“There’s probably no God (now stop worrying and enjoy the rest of your life)” it says on the bus atheist bus which by retaining its grip on the empirical and renouncing the a priori and all its works and pomps stays true to the Hume’s line laid out in his remarks on miracles. No doubt they took the advice of a member of the Philosophers chapel of the British Humanist Association, Peter Millican who has written extensively on the topic of Hume and the probability of the report of a miracle being a true account of what transpired. My mild tracing of the anfractuosities of Hume’s view was sparked by a reading of a chapter on it in Philosophers and Religious Truth by Ninian Smart. He takes the view which conforms to the apparently obvious contradiction in Hume’s writing between the rejection of induction as establishing a law of nature which would allow us to say that the sun will rise tomorrow and the reverence before the regular course of things that discounts any miracles.
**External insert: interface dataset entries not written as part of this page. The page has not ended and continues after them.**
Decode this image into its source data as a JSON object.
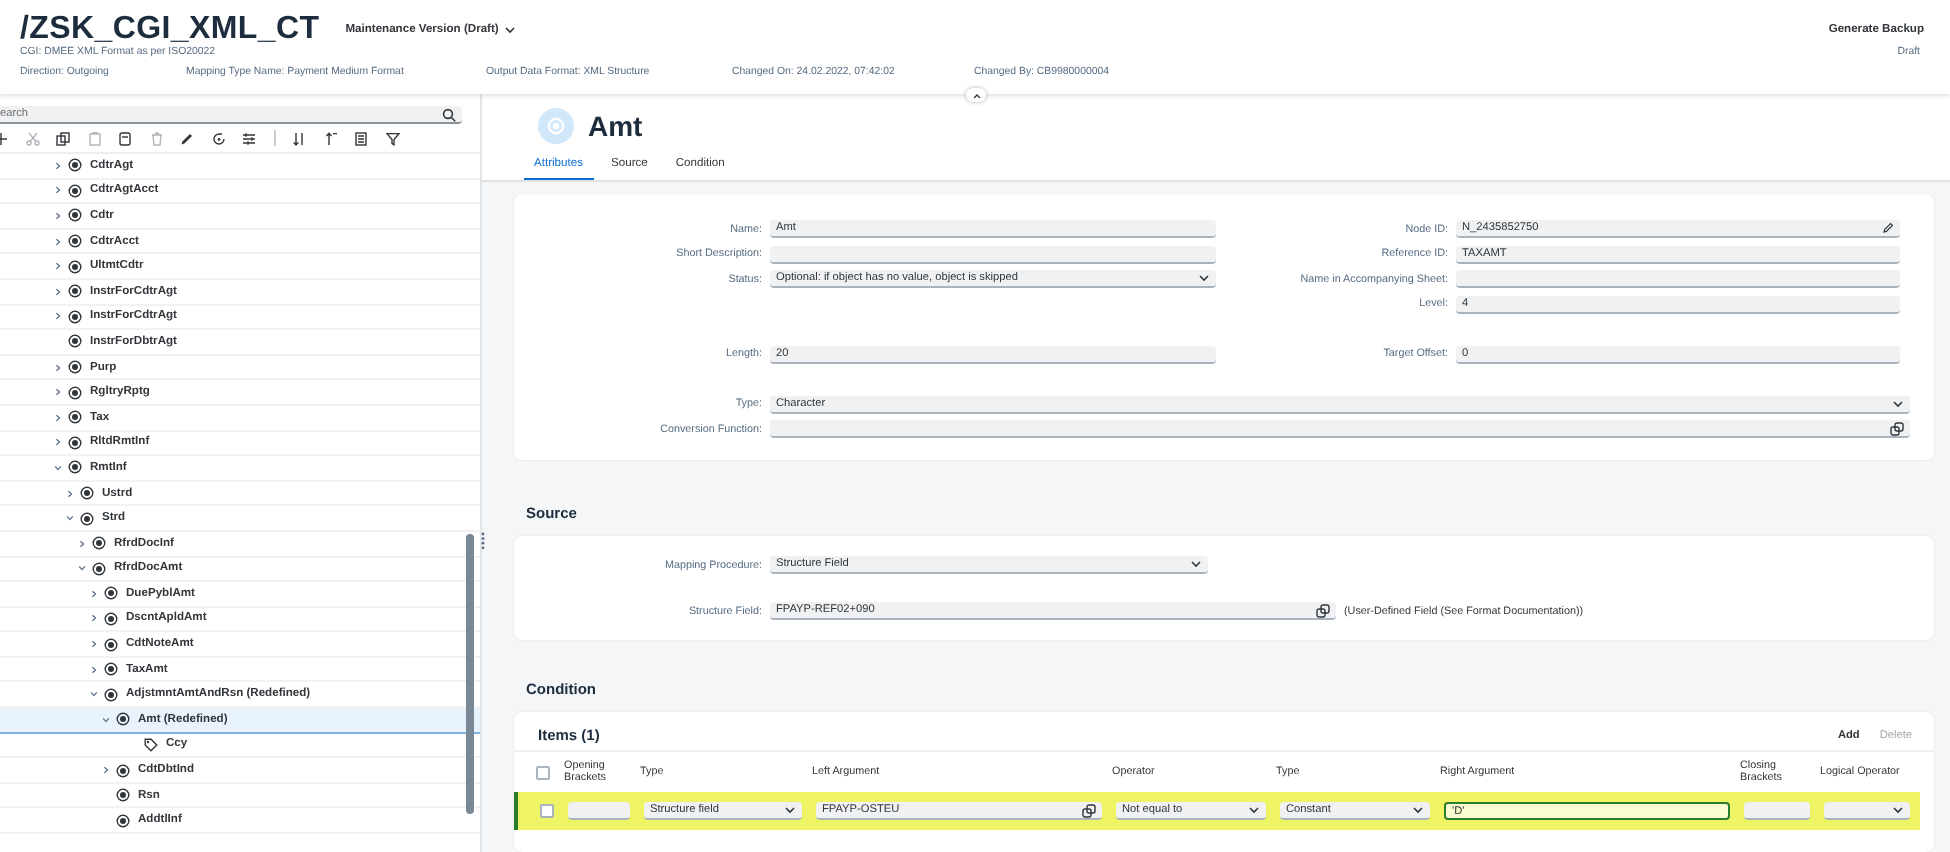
{
  "header": {
    "title": "/ZSK_CGI_XML_CT",
    "version": "Maintenance Version (Draft)",
    "subtitle": "CGI: DMEE XML Format as per ISO20022",
    "meta": [
      "Direction: Outgoing",
      "Mapping Type Name: Payment Medium Format",
      "Output Data Format: XML Structure",
      "Changed On: 24.02.2022, 07:42:02",
      "Changed By: CB9980000004"
    ],
    "action": "Generate Backup",
    "status": "Draft"
  },
  "tree": {
    "search": {
      "placeholder": "earch"
    },
    "items": [
      {
        "label": "CdtrAgt",
        "kind": "node",
        "expanded": false,
        "selected": false
      },
      {
        "label": "CdtrAgtAcct",
        "kind": "node",
        "expanded": false,
        "selected": false
      },
      {
        "label": "Cdtr",
        "kind": "node",
        "expanded": false,
        "selected": false
      },
      {
        "label": "CdtrAcct",
        "kind": "node",
        "expanded": false,
        "selected": false
      },
      {
        "label": "UltmtCdtr",
        "kind": "node",
        "expanded": false,
        "selected": false
      },
      {
        "label": "InstrForCdtrAgt",
        "kind": "node",
        "expanded": false,
        "selected": false
      },
      {
        "label": "InstrForCdtrAgt",
        "kind": "node",
        "expanded": false,
        "selected": false
      },
      {
        "label": "InstrForDbtrAgt",
        "kind": "leaf",
        "selected": false
      },
      {
        "label": "Purp",
        "kind": "node",
        "expanded": false,
        "selected": false
      },
      {
        "label": "RgltryRptg",
        "kind": "node",
        "expanded": false,
        "selected": false
      },
      {
        "label": "Tax",
        "kind": "node",
        "expanded": false,
        "selected": false
      },
      {
        "label": "RltdRmtInf",
        "kind": "node",
        "expanded": false,
        "selected": false
      },
      {
        "label": "RmtInf",
        "kind": "node",
        "expanded": true,
        "selected": false,
        "children": [
          {
            "label": "Ustrd",
            "kind": "node",
            "expanded": false,
            "selected": false
          },
          {
            "label": "Strd",
            "kind": "node",
            "expanded": true,
            "selected": false,
            "children": [
              {
                "label": "RfrdDocInf",
                "kind": "node",
                "expanded": false,
                "selected": false
              },
              {
                "label": "RfrdDocAmt",
                "kind": "node",
                "expanded": true,
                "selected": false,
                "children": [
                  {
                    "label": "DuePyblAmt",
                    "kind": "node",
                    "expanded": false,
                    "selected": false
                  },
                  {
                    "label": "DscntApldAmt",
                    "kind": "node",
                    "expanded": false,
                    "selected": false
                  },
                  {
                    "label": "CdtNoteAmt",
                    "kind": "node",
                    "expanded": false,
                    "selected": false
                  },
                  {
                    "label": "TaxAmt",
                    "kind": "node",
                    "expanded": false,
                    "selected": false
                  },
                  {
                    "label": "AdjstmntAmtAndRsn (Redefined)",
                    "kind": "node",
                    "expanded": true,
                    "selected": false,
                    "children": [
                      {
                        "label": "Amt (Redefined)",
                        "kind": "node",
                        "expanded": true,
                        "selected": true,
                        "children": [
                          {
                            "label": "Ccy",
                            "kind": "attribute",
                            "selected": false
                          }
                        ]
                      },
                      {
                        "label": "CdtDbtInd",
                        "kind": "node",
                        "expanded": false,
                        "selected": false
                      },
                      {
                        "label": "Rsn",
                        "kind": "leaf",
                        "selected": false
                      },
                      {
                        "label": "AddtlInf",
                        "kind": "leaf",
                        "selected": false
                      }
                    ]
                  }
                ]
              }
            ]
          }
        ]
      }
    ]
  },
  "detail": {
    "title": "Amt",
    "tabs": [
      {
        "label": "Attributes",
        "selected": true
      },
      {
        "label": "Source",
        "selected": false
      },
      {
        "label": "Condition",
        "selected": false
      }
    ],
    "attributes": {
      "groups": [
        {
          "left": [
            {
              "label": "Name:",
              "kind": "input",
              "value": "Amt"
            },
            {
              "label": "Short Description:",
              "kind": "input"
            },
            {
              "label": "Status:",
              "kind": "select",
              "value": "Optional: if object has no value, object is skipped"
            }
          ],
          "right": [
            {
              "label": "Node ID:",
              "kind": "edit",
              "value": "N_2435852750"
            },
            {
              "label": "Reference ID:",
              "kind": "input",
              "value": "TAXAMT"
            },
            {
              "label": "Name in Accompanying Sheet:",
              "kind": "input"
            },
            {
              "label": "Level:",
              "kind": "input",
              "value": "4"
            }
          ]
        },
        {
          "left": [
            {
              "label": "Length:",
              "kind": "input",
              "value": "20"
            }
          ],
          "right": [
            {
              "label": "Target Offset:",
              "kind": "input",
              "value": "0"
            }
          ]
        },
        {
          "wide": [
            {
              "label": "Type:",
              "kind": "select",
              "value": "Character"
            },
            {
              "label": "Conversion Function:",
              "kind": "value-help"
            }
          ]
        }
      ]
    },
    "source": {
      "title": "Source",
      "fields": [
        {
          "label": "Mapping Procedure:",
          "kind": "select",
          "value": "Structure Field"
        },
        {
          "label": "Structure Field:",
          "kind": "value-help",
          "value": "FPAYP-REF02+090",
          "note": "(User-Defined Field (See Format Documentation))"
        }
      ]
    },
    "condition": {
      "title": "Condition",
      "items_title": "Items (1)",
      "actions": [
        {
          "label": "Add",
          "disabled": false
        },
        {
          "label": "Delete",
          "disabled": true
        }
      ],
      "all_checked": false,
      "columns": [
        "Opening Brackets",
        "Type",
        "Left Argument",
        "Operator",
        "Type",
        "Right Argument",
        "Closing Brackets",
        "Logical Operator"
      ],
      "rows": [
        {
          "highlighted": true,
          "checked": false,
          "cells": [
            {
              "kind": "input"
            },
            {
              "kind": "select",
              "value": "Structure field"
            },
            {
              "kind": "value-help",
              "value": "FPAYP-OSTEU"
            },
            {
              "kind": "select",
              "value": "Not equal to"
            },
            {
              "kind": "select",
              "value": "Constant"
            },
            {
              "kind": "input",
              "value": "'D'",
              "focused": true
            },
            {
              "kind": "input"
            },
            {
              "kind": "select"
            }
          ]
        }
      ]
    }
  }
}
Millican is not having this:
If there is indeed an inconsistency here, however, this is more a difficulty for Hume‟s philosophy of induction than for his position on miracles.(from 20 questions)
Most of his work – from the Treatise, through the Essays and Enquiries, to the History and the later works on religion – is thoroughly infused with the empirical scientific spirit of an investigator attempting “to introduce the experimental method of reasoning into moral subjects” (as declared by the subtitle of the Treatise). In this respect, the inductive commitment of his essay on miracles is entirely typical. And in fact there is no inconsistency between Hume‟s philosophy of induction and his empirical method; quite the reverse. His inductive “scepticism” – as presented in Sections 4 and 5 of the Enquiry, is encapsulated in the claim “that, in all reasonings from experience, there is a step taken by the mind, which is not supported by any argument or process of the understanding” (E 5.2). This unsupported step – the assumption of uniformity whereby we extrapolate from observed to unobserved and “expect similar effects from causes, which are, to appearance, similar” (E 4.23) – has instead a non-rational basis, in an animal instinct which Hume calls custom (E 5.6)
The inherent unliklihood of a miracle is surely its point and I think that the term ‘likely’ is more apposite and in keeping with Hume’s general breeziness than the term ‘probable’ used in a modern sense that brings sage pronouncements on 0, 1 or .0000…..1 probability. Hume’s two for the price of one miracle is an example of his drollery:
The plain consequence is (and it is a general maxim worthy of our attention), “That no testimony is sufficient to establish a miracle, unless the testimony be of such a kind, that its falsehood would be more miraculous, than the fact, which it endeavours to establish …” (E 10.13)
It’s true that not many philosophers are as enthusiastic as Millican. John Earman is scathing and he’s a non-theist - humes abject failureFor myself I believe in them when I have confidence in the supposed worker of them and in their witnesses. Otherwise I do not concern myself and as I said to a young sceptic recently – You shouldn’t believe in them. What I didn’t add was ‘because they don’t concern you’.